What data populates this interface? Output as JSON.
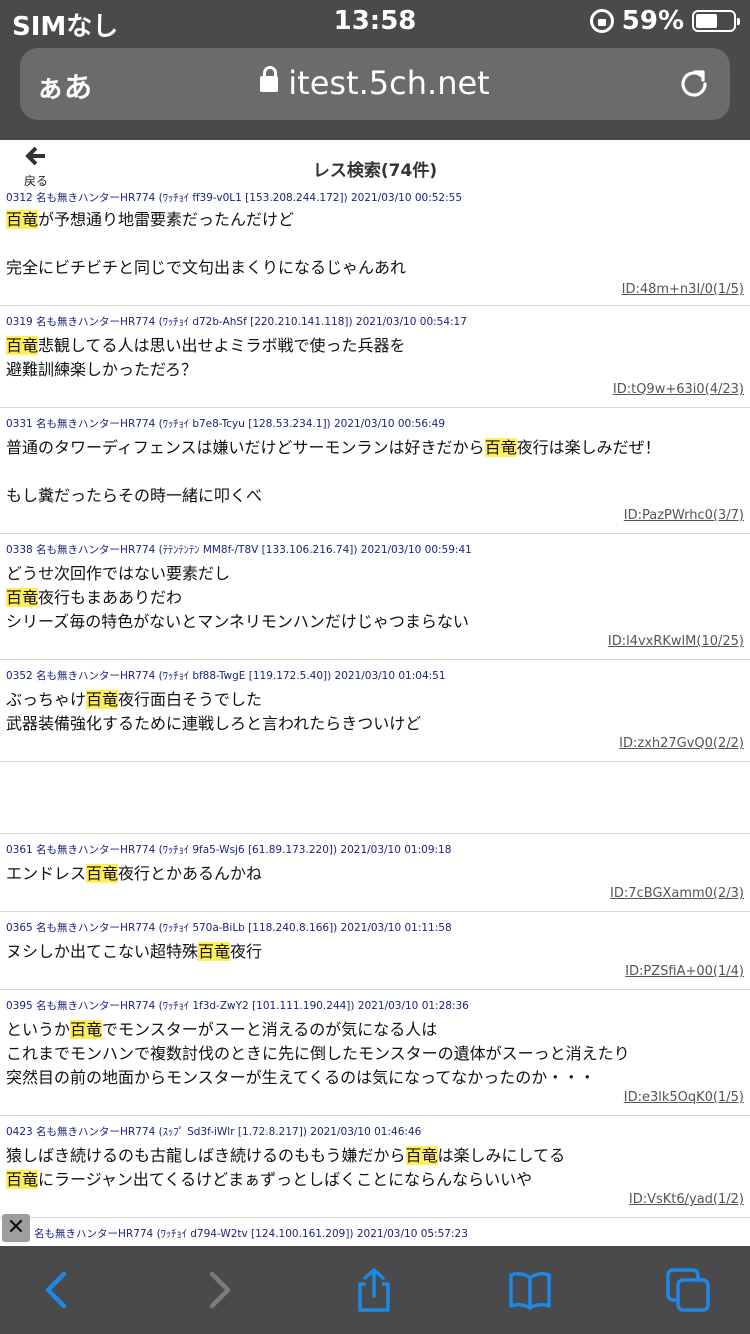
{
  "status": {
    "carrier": "SIMなし",
    "time": "13:58",
    "battery": "59%",
    "battery_level": 0.59
  },
  "browser": {
    "text_size_label": "ぁあ",
    "url": "itest.5ch.net"
  },
  "page": {
    "back_label": "戻る",
    "title": "レス検索(74件)"
  },
  "highlight_color": "#ffee58",
  "posts": [
    {
      "meta": "0312 名も無きハンターHR774 (ﾜｯﾁｮｲ ff39-v0L1 [153.208.244.172]) 2021/03/10 00:52:55",
      "lines": [
        {
          "pre": "",
          "hl": "百竜",
          "post": "が予想通り地雷要素だったんだけど"
        },
        {
          "pre": "",
          "hl": "",
          "post": ""
        },
        {
          "pre": "完全にビチビチと同じで文句出まくりになるじゃんあれ",
          "hl": "",
          "post": ""
        }
      ],
      "id": "ID:48m+n3I/0(1/5)"
    },
    {
      "meta": "0319 名も無きハンターHR774 (ﾜｯﾁｮｲ d72b-AhSf [220.210.141.118]) 2021/03/10 00:54:17",
      "lines": [
        {
          "pre": "",
          "hl": "百竜",
          "post": "悲観してる人は思い出せよミラボ戦で使った兵器を"
        },
        {
          "pre": "避難訓練楽しかっただろ？",
          "hl": "",
          "post": ""
        }
      ],
      "id": "ID:tQ9w+63i0(4/23)"
    },
    {
      "meta": "0331 名も無きハンターHR774 (ﾜｯﾁｮｲ b7e8-Tcyu [128.53.234.1]) 2021/03/10 00:56:49",
      "lines": [
        {
          "pre": "普通のタワーディフェンスは嫌いだけどサーモンランは好きだから",
          "hl": "百竜",
          "post": "夜行は楽しみだぜ！"
        },
        {
          "pre": "",
          "hl": "",
          "post": ""
        },
        {
          "pre": "もし糞だったらその時一緒に叩くべ",
          "hl": "",
          "post": ""
        }
      ],
      "id": "ID:PazPWrhc0(3/7)"
    },
    {
      "meta": "0338 名も無きハンターHR774 (ﾃﾃﾝﾃﾝﾃﾝ MM8f-/T8V [133.106.216.74]) 2021/03/10 00:59:41",
      "lines": [
        {
          "pre": "どうせ次回作ではない要素だし",
          "hl": "",
          "post": ""
        },
        {
          "pre": "",
          "hl": "百竜",
          "post": "夜行もまあありだわ"
        },
        {
          "pre": "シリーズ毎の特色がないとマンネリモンハンだけじゃつまらない",
          "hl": "",
          "post": ""
        }
      ],
      "id": "ID:l4vxRKwlM(10/25)"
    },
    {
      "meta": "0352 名も無きハンターHR774 (ﾜｯﾁｮｲ bf88-TwgE [119.172.5.40]) 2021/03/10 01:04:51",
      "lines": [
        {
          "pre": "ぶっちゃけ",
          "hl": "百竜",
          "post": "夜行面白そうでした"
        },
        {
          "pre": "武器装備強化するために連戦しろと言われたらきついけど",
          "hl": "",
          "post": ""
        }
      ],
      "id": "ID:zxh27GvQ0(2/2)"
    },
    {
      "meta": "0361 名も無きハンターHR774 (ﾜｯﾁｮｲ 9fa5-Wsj6 [61.89.173.220]) 2021/03/10 01:09:18",
      "lines": [
        {
          "pre": "エンドレス",
          "hl": "百竜",
          "post": "夜行とかあるんかね"
        }
      ],
      "id": "ID:7cBGXamm0(2/3)"
    },
    {
      "meta": "0365 名も無きハンターHR774 (ﾜｯﾁｮｲ 570a-BiLb [118.240.8.166]) 2021/03/10 01:11:58",
      "lines": [
        {
          "pre": "ヌシしか出てこない超特殊",
          "hl": "百竜",
          "post": "夜行"
        }
      ],
      "id": "ID:PZSfiA+00(1/4)"
    },
    {
      "meta": "0395 名も無きハンターHR774 (ﾜｯﾁｮｲ 1f3d-ZwY2 [101.111.190.244]) 2021/03/10 01:28:36",
      "lines": [
        {
          "pre": "というか",
          "hl": "百竜",
          "post": "でモンスターがスーと消えるのが気になる人は"
        },
        {
          "pre": "これまでモンハンで複数討伐のときに先に倒したモンスターの遺体がスーっと消えたり",
          "hl": "",
          "post": ""
        },
        {
          "pre": "突然目の前の地面からモンスターが生えてくるのは気になってなかったのか・・・",
          "hl": "",
          "post": ""
        }
      ],
      "id": "ID:e3lk5OqK0(1/5)"
    },
    {
      "meta": "0423 名も無きハンターHR774 (ｽｯﾌﾟ Sd3f-iWlr [1.72.8.217]) 2021/03/10 01:46:46",
      "lines": [
        {
          "pre": "猿しばき続けるのも古龍しばき続けるのももう嫌だから",
          "hl": "百竜",
          "post": "は楽しみにしてる"
        },
        {
          "pre": "",
          "hl": "百竜",
          "post": "にラージャン出てくるけどまぁずっとしばくことにならんならいいや"
        }
      ],
      "id": "ID:VsKt6/yad(1/2)"
    }
  ],
  "partial_post_meta": "名も無きハンターHR774 (ﾜｯﾁｮｲ d794-W2tv [124.100.161.209]) 2021/03/10 05:57:23",
  "close_label": "✕",
  "toolbar": {
    "icons": [
      "back-icon",
      "forward-icon",
      "share-icon",
      "bookmarks-icon",
      "tabs-icon"
    ],
    "accent": "#1e88e5"
  }
}
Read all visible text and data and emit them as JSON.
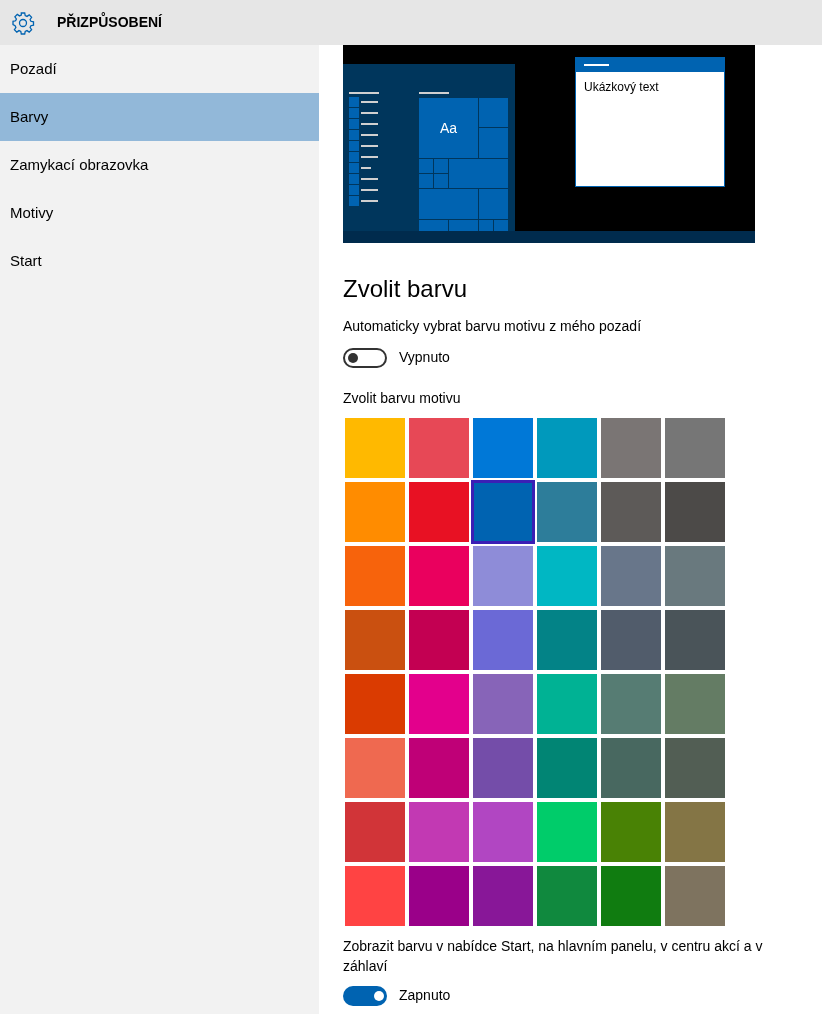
{
  "header": {
    "title": "PŘIZPŮSOBENÍ"
  },
  "sidebar": {
    "items": [
      {
        "label": "Pozadí",
        "selected": false
      },
      {
        "label": "Barvy",
        "selected": true
      },
      {
        "label": "Zamykací obrazovka",
        "selected": false
      },
      {
        "label": "Motivy",
        "selected": false
      },
      {
        "label": "Start",
        "selected": false
      }
    ]
  },
  "preview": {
    "tile_label": "Aa",
    "window_text": "Ukázkový text"
  },
  "section_title": "Zvolit barvu",
  "auto_color": {
    "label": "Automaticky vybrat barvu motivu z mého pozadí",
    "on": false,
    "state_text": "Vypnuto"
  },
  "palette": {
    "label": "Zvolit barvu motivu",
    "swatches": [
      {
        "color": "#ffb900",
        "selected": false
      },
      {
        "color": "#e74856",
        "selected": false
      },
      {
        "color": "#0078d7",
        "selected": false
      },
      {
        "color": "#0099bc",
        "selected": false
      },
      {
        "color": "#7a7574",
        "selected": false
      },
      {
        "color": "#767676",
        "selected": false
      },
      {
        "color": "#ff8c00",
        "selected": false
      },
      {
        "color": "#e81123",
        "selected": false
      },
      {
        "color": "#0063b1",
        "selected": true
      },
      {
        "color": "#2d7d9a",
        "selected": false
      },
      {
        "color": "#5d5a58",
        "selected": false
      },
      {
        "color": "#4c4a48",
        "selected": false
      },
      {
        "color": "#f7630c",
        "selected": false
      },
      {
        "color": "#ea005e",
        "selected": false
      },
      {
        "color": "#8e8cd8",
        "selected": false
      },
      {
        "color": "#00b7c3",
        "selected": false
      },
      {
        "color": "#68768a",
        "selected": false
      },
      {
        "color": "#69797e",
        "selected": false
      },
      {
        "color": "#ca5010",
        "selected": false
      },
      {
        "color": "#c30052",
        "selected": false
      },
      {
        "color": "#6b69d6",
        "selected": false
      },
      {
        "color": "#038387",
        "selected": false
      },
      {
        "color": "#515c6b",
        "selected": false
      },
      {
        "color": "#4a5459",
        "selected": false
      },
      {
        "color": "#da3b01",
        "selected": false
      },
      {
        "color": "#e3008c",
        "selected": false
      },
      {
        "color": "#8764b8",
        "selected": false
      },
      {
        "color": "#00b294",
        "selected": false
      },
      {
        "color": "#567c73",
        "selected": false
      },
      {
        "color": "#647c64",
        "selected": false
      },
      {
        "color": "#ef6950",
        "selected": false
      },
      {
        "color": "#bf0077",
        "selected": false
      },
      {
        "color": "#744da9",
        "selected": false
      },
      {
        "color": "#018574",
        "selected": false
      },
      {
        "color": "#486860",
        "selected": false
      },
      {
        "color": "#525e54",
        "selected": false
      },
      {
        "color": "#d13438",
        "selected": false
      },
      {
        "color": "#c239b3",
        "selected": false
      },
      {
        "color": "#b146c2",
        "selected": false
      },
      {
        "color": "#00cc6a",
        "selected": false
      },
      {
        "color": "#498205",
        "selected": false
      },
      {
        "color": "#847545",
        "selected": false
      },
      {
        "color": "#ff4343",
        "selected": false
      },
      {
        "color": "#9a0089",
        "selected": false
      },
      {
        "color": "#881798",
        "selected": false
      },
      {
        "color": "#10893e",
        "selected": false
      },
      {
        "color": "#107c10",
        "selected": false
      },
      {
        "color": "#7e735f",
        "selected": false
      }
    ]
  },
  "show_color": {
    "label": "Zobrazit barvu v nabídce Start, na hlavním panelu, v centru akcí a v záhlaví",
    "on": true,
    "state_text": "Zapnuto"
  }
}
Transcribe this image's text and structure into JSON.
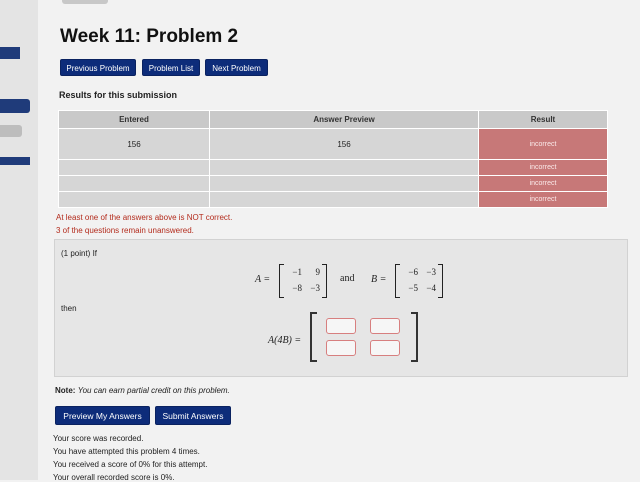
{
  "page": {
    "title": "Week 11: Problem 2"
  },
  "nav": {
    "previous": "Previous Problem",
    "list": "Problem List",
    "next": "Next Problem"
  },
  "results": {
    "heading": "Results for this submission",
    "headers": [
      "Entered",
      "Answer Preview",
      "Result"
    ],
    "rows": [
      {
        "entered": "156",
        "preview": "156",
        "result": "incorrect"
      },
      {
        "entered": "",
        "preview": "",
        "result": "incorrect"
      },
      {
        "entered": "",
        "preview": "",
        "result": "incorrect"
      },
      {
        "entered": "",
        "preview": "",
        "result": "incorrect"
      }
    ]
  },
  "messages": {
    "not_correct": "At least one of the answers above is NOT correct.",
    "unanswered": "3 of the questions remain unanswered."
  },
  "problem": {
    "points_intro": "(1 point) If",
    "then": "then",
    "and": "and",
    "matrix_A": {
      "label": "A =",
      "cells": [
        "−1",
        "9",
        "−8",
        "−3"
      ]
    },
    "matrix_B": {
      "label": "B =",
      "cells": [
        "−6",
        "−3",
        "−5",
        "−4"
      ]
    },
    "answer_label": "A(4B) ="
  },
  "note": {
    "label": "Note:",
    "text": "You can earn partial credit on this problem."
  },
  "actions": {
    "preview": "Preview My Answers",
    "submit": "Submit Answers"
  },
  "status": {
    "recorded": "Your score was recorded.",
    "attempts": "You have attempted this problem 4 times.",
    "score_attempt": "You received a score of 0% for this attempt.",
    "overall": "Your overall recorded score is 0%."
  }
}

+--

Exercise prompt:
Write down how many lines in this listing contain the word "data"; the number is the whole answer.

Written response:
2